(Page and application data records)
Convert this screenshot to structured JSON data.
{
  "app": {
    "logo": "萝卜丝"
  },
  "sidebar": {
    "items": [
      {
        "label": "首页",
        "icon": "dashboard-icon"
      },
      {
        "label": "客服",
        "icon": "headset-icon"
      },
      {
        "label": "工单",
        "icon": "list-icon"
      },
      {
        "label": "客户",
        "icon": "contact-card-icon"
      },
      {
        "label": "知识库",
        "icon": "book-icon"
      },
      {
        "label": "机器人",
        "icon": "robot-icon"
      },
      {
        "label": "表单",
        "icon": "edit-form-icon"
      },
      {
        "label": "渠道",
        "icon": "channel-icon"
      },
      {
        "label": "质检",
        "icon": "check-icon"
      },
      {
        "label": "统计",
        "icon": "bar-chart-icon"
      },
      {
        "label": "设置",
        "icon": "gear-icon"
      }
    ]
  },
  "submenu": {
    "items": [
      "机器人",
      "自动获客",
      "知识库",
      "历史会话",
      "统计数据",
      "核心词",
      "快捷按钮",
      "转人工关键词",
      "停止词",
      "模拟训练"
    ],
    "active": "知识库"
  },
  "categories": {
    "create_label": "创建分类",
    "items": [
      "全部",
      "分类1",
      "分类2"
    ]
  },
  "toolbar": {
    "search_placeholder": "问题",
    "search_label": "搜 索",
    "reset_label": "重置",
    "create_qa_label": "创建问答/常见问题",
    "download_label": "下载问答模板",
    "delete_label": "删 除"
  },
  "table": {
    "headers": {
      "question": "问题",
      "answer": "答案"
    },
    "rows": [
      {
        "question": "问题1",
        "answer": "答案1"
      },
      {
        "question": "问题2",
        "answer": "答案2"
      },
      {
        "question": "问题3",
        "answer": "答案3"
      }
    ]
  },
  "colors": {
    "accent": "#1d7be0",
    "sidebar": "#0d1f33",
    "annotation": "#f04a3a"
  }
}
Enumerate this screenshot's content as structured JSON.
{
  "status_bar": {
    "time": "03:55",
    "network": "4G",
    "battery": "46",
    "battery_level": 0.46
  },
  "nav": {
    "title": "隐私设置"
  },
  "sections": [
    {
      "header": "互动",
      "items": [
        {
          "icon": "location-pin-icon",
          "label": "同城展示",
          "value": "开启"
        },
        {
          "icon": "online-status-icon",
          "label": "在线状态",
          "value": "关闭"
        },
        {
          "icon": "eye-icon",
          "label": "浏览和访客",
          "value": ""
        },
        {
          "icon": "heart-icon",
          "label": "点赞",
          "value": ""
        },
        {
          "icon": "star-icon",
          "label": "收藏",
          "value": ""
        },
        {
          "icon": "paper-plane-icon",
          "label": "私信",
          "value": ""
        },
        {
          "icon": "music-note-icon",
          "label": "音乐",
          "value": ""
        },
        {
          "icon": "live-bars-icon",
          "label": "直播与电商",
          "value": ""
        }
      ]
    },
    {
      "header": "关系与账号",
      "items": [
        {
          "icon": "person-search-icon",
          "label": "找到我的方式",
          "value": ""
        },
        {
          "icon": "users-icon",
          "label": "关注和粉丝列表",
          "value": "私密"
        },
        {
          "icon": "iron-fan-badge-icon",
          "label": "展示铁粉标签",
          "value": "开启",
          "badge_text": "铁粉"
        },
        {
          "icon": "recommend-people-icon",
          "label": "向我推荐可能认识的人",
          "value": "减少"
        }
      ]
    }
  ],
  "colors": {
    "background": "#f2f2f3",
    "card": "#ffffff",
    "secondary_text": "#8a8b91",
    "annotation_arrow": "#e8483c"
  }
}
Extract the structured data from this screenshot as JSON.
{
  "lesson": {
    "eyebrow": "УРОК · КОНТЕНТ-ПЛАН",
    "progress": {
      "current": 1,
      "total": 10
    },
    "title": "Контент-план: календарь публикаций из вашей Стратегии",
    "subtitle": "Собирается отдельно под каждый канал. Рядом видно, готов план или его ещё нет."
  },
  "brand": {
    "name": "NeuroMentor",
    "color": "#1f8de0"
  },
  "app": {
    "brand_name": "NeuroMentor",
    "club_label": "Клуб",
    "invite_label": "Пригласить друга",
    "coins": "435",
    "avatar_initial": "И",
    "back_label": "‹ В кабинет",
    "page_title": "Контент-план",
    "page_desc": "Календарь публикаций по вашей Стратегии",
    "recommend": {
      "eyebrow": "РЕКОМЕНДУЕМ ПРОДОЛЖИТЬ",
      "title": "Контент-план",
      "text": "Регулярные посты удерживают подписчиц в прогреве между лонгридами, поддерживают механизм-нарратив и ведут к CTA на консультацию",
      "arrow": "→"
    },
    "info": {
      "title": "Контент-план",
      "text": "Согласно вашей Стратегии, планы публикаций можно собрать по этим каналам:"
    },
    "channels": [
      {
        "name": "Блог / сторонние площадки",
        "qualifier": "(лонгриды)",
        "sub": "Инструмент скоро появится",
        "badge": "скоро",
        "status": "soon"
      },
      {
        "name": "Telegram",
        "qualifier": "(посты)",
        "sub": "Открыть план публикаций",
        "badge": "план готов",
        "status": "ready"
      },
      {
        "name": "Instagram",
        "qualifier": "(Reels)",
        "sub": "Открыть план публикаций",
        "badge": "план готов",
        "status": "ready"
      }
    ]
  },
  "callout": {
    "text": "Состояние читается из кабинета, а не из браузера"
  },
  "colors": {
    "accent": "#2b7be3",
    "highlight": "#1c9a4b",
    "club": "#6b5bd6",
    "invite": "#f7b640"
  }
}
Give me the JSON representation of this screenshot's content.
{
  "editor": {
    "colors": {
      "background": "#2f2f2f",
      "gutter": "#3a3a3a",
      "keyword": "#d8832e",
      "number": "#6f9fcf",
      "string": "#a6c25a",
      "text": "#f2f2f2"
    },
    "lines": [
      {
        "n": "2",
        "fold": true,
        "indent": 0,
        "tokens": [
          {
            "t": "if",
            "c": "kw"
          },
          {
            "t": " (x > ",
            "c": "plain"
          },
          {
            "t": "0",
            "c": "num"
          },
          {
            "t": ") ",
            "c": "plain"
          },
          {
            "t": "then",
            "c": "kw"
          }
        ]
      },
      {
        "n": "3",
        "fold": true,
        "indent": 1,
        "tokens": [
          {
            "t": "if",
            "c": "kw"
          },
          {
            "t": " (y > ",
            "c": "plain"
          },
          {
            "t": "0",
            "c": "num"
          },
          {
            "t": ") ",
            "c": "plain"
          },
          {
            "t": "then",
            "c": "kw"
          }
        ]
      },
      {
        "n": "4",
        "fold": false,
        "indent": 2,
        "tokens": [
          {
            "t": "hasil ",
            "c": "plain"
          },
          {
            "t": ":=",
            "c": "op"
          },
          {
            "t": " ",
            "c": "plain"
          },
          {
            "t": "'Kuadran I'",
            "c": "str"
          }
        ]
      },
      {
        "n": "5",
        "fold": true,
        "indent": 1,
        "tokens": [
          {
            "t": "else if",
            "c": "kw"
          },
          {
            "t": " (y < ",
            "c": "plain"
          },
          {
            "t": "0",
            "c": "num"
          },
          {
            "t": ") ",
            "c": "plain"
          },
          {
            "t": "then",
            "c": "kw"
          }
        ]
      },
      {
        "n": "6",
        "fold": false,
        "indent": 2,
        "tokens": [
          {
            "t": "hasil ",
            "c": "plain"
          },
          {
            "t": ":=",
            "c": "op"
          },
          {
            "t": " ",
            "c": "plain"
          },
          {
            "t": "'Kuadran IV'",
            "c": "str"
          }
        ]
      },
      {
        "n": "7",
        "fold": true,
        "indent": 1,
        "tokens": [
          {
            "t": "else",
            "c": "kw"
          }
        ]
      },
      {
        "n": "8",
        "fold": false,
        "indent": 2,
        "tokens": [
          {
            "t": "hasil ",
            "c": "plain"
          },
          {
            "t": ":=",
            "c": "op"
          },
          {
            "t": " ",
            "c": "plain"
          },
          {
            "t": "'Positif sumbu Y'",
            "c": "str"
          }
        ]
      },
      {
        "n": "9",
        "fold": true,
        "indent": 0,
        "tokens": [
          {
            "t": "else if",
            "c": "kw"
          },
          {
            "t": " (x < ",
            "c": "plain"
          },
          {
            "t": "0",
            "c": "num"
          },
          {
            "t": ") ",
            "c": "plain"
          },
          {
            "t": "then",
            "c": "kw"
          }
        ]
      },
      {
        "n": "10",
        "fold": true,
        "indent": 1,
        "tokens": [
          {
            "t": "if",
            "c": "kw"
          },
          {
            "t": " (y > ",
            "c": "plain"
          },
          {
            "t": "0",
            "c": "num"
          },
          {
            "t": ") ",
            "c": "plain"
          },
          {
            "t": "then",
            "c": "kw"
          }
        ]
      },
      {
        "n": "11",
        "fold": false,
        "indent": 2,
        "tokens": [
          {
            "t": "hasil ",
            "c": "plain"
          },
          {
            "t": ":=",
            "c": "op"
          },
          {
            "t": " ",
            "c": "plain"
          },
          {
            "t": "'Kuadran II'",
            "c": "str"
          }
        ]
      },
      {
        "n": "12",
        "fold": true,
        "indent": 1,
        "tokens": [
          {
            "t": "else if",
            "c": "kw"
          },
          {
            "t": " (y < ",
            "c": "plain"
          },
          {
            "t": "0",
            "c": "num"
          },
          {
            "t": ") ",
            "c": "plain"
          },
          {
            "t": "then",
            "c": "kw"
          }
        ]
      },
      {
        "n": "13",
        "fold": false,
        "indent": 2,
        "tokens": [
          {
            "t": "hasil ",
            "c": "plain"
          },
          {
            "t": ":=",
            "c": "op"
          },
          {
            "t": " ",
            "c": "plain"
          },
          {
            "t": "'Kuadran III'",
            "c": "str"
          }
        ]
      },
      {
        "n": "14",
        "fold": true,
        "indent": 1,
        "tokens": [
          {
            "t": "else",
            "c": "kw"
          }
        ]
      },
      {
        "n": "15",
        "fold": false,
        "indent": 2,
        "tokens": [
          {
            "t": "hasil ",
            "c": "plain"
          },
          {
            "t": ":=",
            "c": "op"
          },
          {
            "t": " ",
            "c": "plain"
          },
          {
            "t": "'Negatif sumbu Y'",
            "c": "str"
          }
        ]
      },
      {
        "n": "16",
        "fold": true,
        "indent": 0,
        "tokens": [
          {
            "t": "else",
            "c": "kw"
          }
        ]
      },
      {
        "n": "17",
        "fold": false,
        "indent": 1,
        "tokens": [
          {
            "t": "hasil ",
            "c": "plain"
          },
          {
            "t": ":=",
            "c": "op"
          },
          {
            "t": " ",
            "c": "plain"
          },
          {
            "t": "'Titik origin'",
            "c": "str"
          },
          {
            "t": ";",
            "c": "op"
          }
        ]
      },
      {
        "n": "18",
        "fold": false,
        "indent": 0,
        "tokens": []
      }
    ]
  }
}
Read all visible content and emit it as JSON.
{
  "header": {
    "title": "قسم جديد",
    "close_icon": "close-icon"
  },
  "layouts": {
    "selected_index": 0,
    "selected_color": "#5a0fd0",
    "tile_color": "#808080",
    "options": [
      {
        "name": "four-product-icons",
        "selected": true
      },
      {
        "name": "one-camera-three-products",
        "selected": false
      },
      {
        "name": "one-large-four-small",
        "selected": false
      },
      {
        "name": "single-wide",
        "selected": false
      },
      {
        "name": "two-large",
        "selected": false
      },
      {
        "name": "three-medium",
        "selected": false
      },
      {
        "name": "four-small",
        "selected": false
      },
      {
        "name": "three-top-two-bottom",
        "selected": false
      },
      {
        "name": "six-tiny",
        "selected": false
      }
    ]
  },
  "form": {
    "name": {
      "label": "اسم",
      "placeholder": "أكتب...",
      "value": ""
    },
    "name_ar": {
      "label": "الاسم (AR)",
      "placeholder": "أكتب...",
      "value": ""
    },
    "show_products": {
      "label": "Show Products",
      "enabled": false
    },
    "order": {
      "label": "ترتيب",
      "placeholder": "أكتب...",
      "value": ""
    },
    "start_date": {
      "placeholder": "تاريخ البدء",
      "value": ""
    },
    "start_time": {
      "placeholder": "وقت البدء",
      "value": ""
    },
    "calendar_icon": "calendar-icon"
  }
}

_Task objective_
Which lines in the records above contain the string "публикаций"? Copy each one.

_Response box_
    "title": "Контент-план: календарь публикаций из вашей Стратегии",
    "page_desc": "Календарь публикаций по вашей Стратегии",
      "text": "Согласно вашей Стратегии, планы публикаций можно собрать по этим каналам:"
        "sub": "Открыть план публикаций",
        "sub": "Открыть план публикаций",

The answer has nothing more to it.